The song is the fantasy element in “Afiya’s Song,” the issue’s final novelette by Justin C. Key. It’s a brutal account of slavery in the deep south. The song’s magical powers transport Afiya and those she teaches to sing it to a far better place, helping them survive the horrors of their imprisonment.
“The Ghayrog city of Dulorn was an architectural marvel, a city of frosty brilliance that extended for two hundred miles up and down the heart of the great Dulorn Rift.”
“Lord Valentine’s Castle” part two by Robert Silverberg Fantasy and Science Fiction Dec. 1979
Columns from Fantasy & Science Fiction Jul/Aug 2017:
The many bees from the preceding story “I Am Not I” segue into Pat Murphy and Paul Doherty’s Science column “With the Best of Intentions,” which reports on the decline of bees, threats to their existence, and the repercussions of their dwindling populations.
David J. Skal gives us a twofer in his column on Films, “Ghoulies, Ghosties, Beasties,” reviewing Beauty and the Beast from both 1991 and 2017—comparing and contrasting, with plenty of “bonus” material on the director of the 2017 version, Bill Condon.

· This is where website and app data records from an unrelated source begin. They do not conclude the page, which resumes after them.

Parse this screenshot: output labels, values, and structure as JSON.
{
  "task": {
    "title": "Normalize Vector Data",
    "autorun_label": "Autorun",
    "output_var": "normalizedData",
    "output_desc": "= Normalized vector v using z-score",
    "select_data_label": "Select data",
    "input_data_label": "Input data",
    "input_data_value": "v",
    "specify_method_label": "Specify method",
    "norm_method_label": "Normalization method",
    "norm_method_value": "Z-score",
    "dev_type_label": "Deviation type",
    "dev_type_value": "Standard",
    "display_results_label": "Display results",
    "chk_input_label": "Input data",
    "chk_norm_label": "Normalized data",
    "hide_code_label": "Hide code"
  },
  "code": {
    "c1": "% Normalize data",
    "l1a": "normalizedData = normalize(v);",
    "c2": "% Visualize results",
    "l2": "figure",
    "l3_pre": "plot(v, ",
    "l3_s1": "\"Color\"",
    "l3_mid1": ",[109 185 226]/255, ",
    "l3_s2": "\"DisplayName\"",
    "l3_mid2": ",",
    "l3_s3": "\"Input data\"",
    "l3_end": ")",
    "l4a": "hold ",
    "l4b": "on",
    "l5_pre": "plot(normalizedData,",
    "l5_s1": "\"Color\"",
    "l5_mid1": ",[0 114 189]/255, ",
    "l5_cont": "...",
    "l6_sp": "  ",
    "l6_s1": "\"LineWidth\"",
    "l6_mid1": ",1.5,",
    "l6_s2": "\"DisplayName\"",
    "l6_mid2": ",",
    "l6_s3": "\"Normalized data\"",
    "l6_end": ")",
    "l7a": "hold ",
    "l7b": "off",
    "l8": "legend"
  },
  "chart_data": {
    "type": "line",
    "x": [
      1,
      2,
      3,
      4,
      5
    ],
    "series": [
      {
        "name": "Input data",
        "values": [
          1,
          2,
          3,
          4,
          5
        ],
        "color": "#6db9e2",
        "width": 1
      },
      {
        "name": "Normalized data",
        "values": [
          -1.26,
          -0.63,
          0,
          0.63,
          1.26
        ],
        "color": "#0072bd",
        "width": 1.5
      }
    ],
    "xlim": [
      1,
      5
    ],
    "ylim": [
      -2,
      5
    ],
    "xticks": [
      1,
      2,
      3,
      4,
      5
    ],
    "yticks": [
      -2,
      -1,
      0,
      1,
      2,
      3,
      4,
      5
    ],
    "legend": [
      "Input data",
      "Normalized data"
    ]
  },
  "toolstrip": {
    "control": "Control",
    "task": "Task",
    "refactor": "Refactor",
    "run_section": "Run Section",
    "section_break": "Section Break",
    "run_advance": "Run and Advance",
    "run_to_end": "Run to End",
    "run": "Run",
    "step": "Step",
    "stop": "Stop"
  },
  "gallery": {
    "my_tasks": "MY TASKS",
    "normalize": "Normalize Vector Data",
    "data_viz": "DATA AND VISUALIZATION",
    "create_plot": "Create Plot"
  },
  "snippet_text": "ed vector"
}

Whether you label G.V. Anderson’s “I Am Not I” fantasy or bizarro fiction, you’d be correct. A wonderfully imaginative novelette about a girl who struggles for survival in a world of over-evolved lusus naturae who malign the merely human. “The inspiration for the honey man, I remember very clearly. The photographs online of lotus pods grafted onto various body parts—most people have seen those, I expect. They gave me nightmares, but I knew it would make an amazing visual for a character.”
Fantasy and Science Fiction Vol. 136 No. 3 and 4, No. 742, Mar/Apr 2019
Gregor Hartmann “The Unbearable Lightness of Bullets”
Matthew Hughes “The Plot Against Fantucco’s Armor”
S. Qiouyi Lu “At Your Dream’s Edge”
Charles de Lint: Books to Look For
Michelle West: Musing on Books
Mary Soon Lee “In the Caverns of the Moon” (verse)
Sophie M. White “Away” (verse)
R.S. Benedict “All of Me”
Tina Connolly “miscellaneous notes from the time an alien came to band camp disguised as my alto sax”
John Kessel “The Mark of Cain”
Diana Peterfreund “Playscape”
Margaret Killjoy “The Free Orcs of Cascadia”
Paul Park “Dear Sir or Madam”
Jerry Oltion’s Science: E.T. Shmee-T
David J. Skal’s Films: The Yawning Abyss
Jerome Stueart “Postlude to the Afternoon of a Faun”
Nick DiChario “Bella and the Blessed Stone”
Rich Larson “Contagion’s Eve at the House Noctambulous”
Graham Andrews’ Curiosities: The Brontés Went to Woolworths by Rachel Ferguson (1931)
Publisher: Gordon Van Gelder
Editor: C.C. Finlay
Assistant Publishers: Barbara J. Norton, Keith Kahla
Assistant Editors: Robin O’Connor, Stephen L. Mazur, Lisa Rogers
Contests Editor: Carol Pinchefsky
Cover: Ken Bash “Contagion’s Eve at the House Noctambulous”
Cartoons: Nick Downes, Bill Long, Arthur Mascar, Danny Shanahan
258 pages, $8.99 on newsstands until April 29, 2019
Fantasy & Science Fiction website
Review columns from Fantasy & Science Fiction Jul/Aug 2017:
Two book review columns, run back-to-back in this issue, to provide plenty of titles for readers’ consideration. Charles de Lint’s “Books to Look For” covers Tillie Madison vs Reality by P.L. Winn; Nathan Van Coops’ time travel series In Times Like These, The Chronothon, and The Day After Never; Goblin Market by Christina Rossetti & Omar Rayyan; Silence Fallen by Patricia Briggs; Gods & Goddesses: The Fantasy Illustration Library Volume Two edited by Malcolm R. Phifer and Michael C. Phifer; and Creaking Staircases: Gothic Tales of Supernatural Suspense by James E. Coplin.
Michelle West’s “Musing on Books” reviews Thick as Thieves by Megan Whalen Turner, In Calabria by Peter S. Beagle, and A Face Like Glass by Frances Hardinge.
Lint begins each of his reviews with a personal story, used as a springboard into the book at hand. West begins her reviews with a little background on the author, and to some degree, her own experiences of their work. I enjoyed how both Lint and West approach their entry to their reviews, but your mileage may vary.